**Work required**:
Send back every record exactly.

Dataset rows for apps and sites:

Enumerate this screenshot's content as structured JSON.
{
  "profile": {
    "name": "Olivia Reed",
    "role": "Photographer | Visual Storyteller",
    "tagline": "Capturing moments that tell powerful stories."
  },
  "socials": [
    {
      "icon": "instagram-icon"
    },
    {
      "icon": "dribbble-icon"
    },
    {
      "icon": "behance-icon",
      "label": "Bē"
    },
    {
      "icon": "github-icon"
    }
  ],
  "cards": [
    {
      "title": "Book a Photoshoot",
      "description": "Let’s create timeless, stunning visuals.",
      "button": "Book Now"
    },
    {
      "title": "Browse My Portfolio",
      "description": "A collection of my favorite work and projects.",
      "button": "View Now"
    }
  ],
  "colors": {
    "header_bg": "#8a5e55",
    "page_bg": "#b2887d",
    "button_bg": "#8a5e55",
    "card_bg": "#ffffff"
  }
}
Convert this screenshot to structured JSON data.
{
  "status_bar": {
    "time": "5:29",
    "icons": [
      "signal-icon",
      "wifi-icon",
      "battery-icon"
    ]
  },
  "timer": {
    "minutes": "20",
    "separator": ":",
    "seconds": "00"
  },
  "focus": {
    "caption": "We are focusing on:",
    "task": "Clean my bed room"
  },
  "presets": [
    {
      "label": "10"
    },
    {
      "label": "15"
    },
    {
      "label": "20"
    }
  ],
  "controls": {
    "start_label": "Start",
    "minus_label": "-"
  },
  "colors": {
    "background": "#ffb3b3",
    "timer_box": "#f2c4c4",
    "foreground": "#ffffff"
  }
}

**Solution to the problem**:
Enumerate this screenshot's content as structured JSON.
{
  "profile": {
    "name": "Olivia Reed",
    "role": "Photographer | Visual Storyteller",
    "tagline": "Capturing moments that tell powerful stories."
  },
  "socials": [
    {
      "icon": "instagram-icon"
    },
    {
      "icon": "dribbble-icon"
    },
    {
      "icon": "behance-icon",
      "label": "Bē"
    },
    {
      "icon": "github-icon"
    }
  ],
  "cards": [
    {
      "title": "Book a Photoshoot",
      "description": "Let’s create timeless, stunning visuals.",
      "button": "Book Now"
    },
    {
      "title": "Browse My Portfolio",
      "description": "A collection of my favorite work and projects.",
      "button": "View Now"
    }
  ],
  "colors": {
    "header_bg": "#8a5e55",
    "page_bg": "#b2887d",
    "button_bg": "#8a5e55",
    "card_bg": "#ffffff"
  }
}
Convert this screenshot to structured JSON data.
{
  "status_bar": {
    "time": "5:29",
    "icons": [
      "signal-icon",
      "wifi-icon",
      "battery-icon"
    ]
  },
  "timer": {
    "minutes": "20",
    "separator": ":",
    "seconds": "00"
  },
  "focus": {
    "caption": "We are focusing on:",
    "task": "Clean my bed room"
  },
  "presets": [
    {
      "label": "10"
    },
    {
      "label": "15"
    },
    {
      "label": "20"
    }
  ],
  "controls": {
    "start_label": "Start",
    "minus_label": "-"
  },
  "colors": {
    "background": "#ffb3b3",
    "timer_box": "#f2c4c4",
    "foreground": "#ffffff"
  }
}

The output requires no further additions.